I served donuts when I was 17, at a huge music festival in England. But it wasn't easy—I broke the diet I was on at the time.
I used to be a street performer when I was 16, in New York. It was 20 years ago, but if push came to shove, I could show you [my moves] on the dance floor tonight.
SEAN "P. DIDDY" COMBS:
I worked at [an amusement park in New York] when I was 13. It doesn't get any better than that. When I worked, I got everybody on the rides [for free].
My favorite job was at a bookbinding factory during high school. I loved the monotony of repetitive machine work. It relaxed me.
One summer in college, I summarized articles for Gloria Steinem. I was scared of her, even though she was very nice to me.
DENNIS HAYSBERT (24):
In high school I worked on an electron microscope at the Stanford University Medical Center. I learned a lot—and got to walk around in a white smock.
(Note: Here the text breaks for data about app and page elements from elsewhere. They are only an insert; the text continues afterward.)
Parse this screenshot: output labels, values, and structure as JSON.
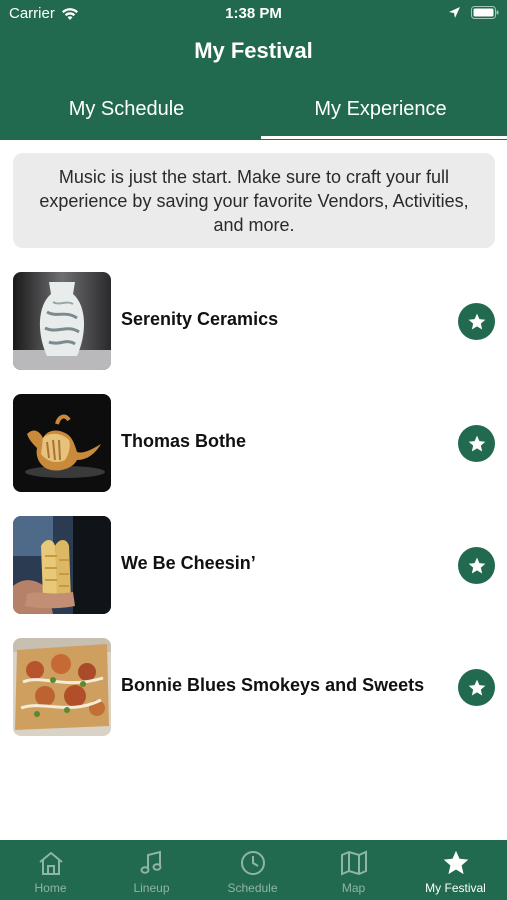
{
  "status_bar": {
    "carrier": "Carrier",
    "time": "1:38 PM",
    "icons": [
      "wifi-icon",
      "location-arrow-icon",
      "battery-icon"
    ]
  },
  "header": {
    "title": "My Festival",
    "tabs": [
      {
        "label": "My Schedule",
        "active": false
      },
      {
        "label": "My Experience",
        "active": true
      }
    ]
  },
  "notice": {
    "text": "Music is just the start. Make sure to craft your full experience by saving your favorite Vendors, Activities, and more."
  },
  "vendors": [
    {
      "name": "Serenity Ceramics",
      "image": "ceramic-vase-photo",
      "favorited": true
    },
    {
      "name": "Thomas Bothe",
      "image": "ceramic-teapot-photo",
      "favorited": true
    },
    {
      "name": "We Be Cheesin’",
      "image": "cheese-bread-photo",
      "favorited": true
    },
    {
      "name": "Bonnie Blues Smokeys and Sweets",
      "image": "loaded-fries-photo",
      "favorited": true
    }
  ],
  "tabbar": {
    "items": [
      {
        "label": "Home",
        "icon": "home-icon",
        "active": false
      },
      {
        "label": "Lineup",
        "icon": "music-note-icon",
        "active": false
      },
      {
        "label": "Schedule",
        "icon": "clock-icon",
        "active": false
      },
      {
        "label": "Map",
        "icon": "map-icon",
        "active": false
      },
      {
        "label": "My Festival",
        "icon": "star-icon",
        "active": true
      }
    ]
  },
  "colors": {
    "brand_green": "#226a4f",
    "notice_bg": "#ebebeb",
    "inactive_tab": "#8fb5a6",
    "active_tab": "#ffffff"
  }
}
JESSE PALMER (THE BACHELOR):
Cleaning the catwalk at my mom's modeling agency when I was 9. It was a chore, but I got to meet older women.
The magic show at [a theme park] in Ohio. I was the girl they'd saw in half.
I started on General Hospital when I was 18, but I was still flipping burgers at my dad's restaurant. He wouldn't let me quit. People would come in and say, "Aren't you on General Hospital?" I'd say, "No."
I really enjoyed telemarketing. I did all my sales in the first hour, and then made prank calls selling people stuff that didn't exist for the rest of my shift.
The best—and worst—was when I worked at an ice cream parlor. I was 14 and heavier, and I probably ate 20 to 30 cones a day.
I was a dancing waiter at a Ramada Inn, and I used to do the MC Hammer. So thank you, MC Hammer—I made some money off you!
I was the fry girl at McDonald's at 15. After the last shift, you got to split any food that was left. And we were smart enough to cook extra so we all got what we wanted.
Delivering the Bronx Home News. On my route was world middleweight champion Jake LaMotta. He'd be out in his yard in his underwear playing stickball every day when I got out of school.
Working at [a music store] in Newark, N.J. I wound up selling my own first single. People would come in asking for my record, and I'd say, "You know, this is me." I would sign it for them. It was a trip.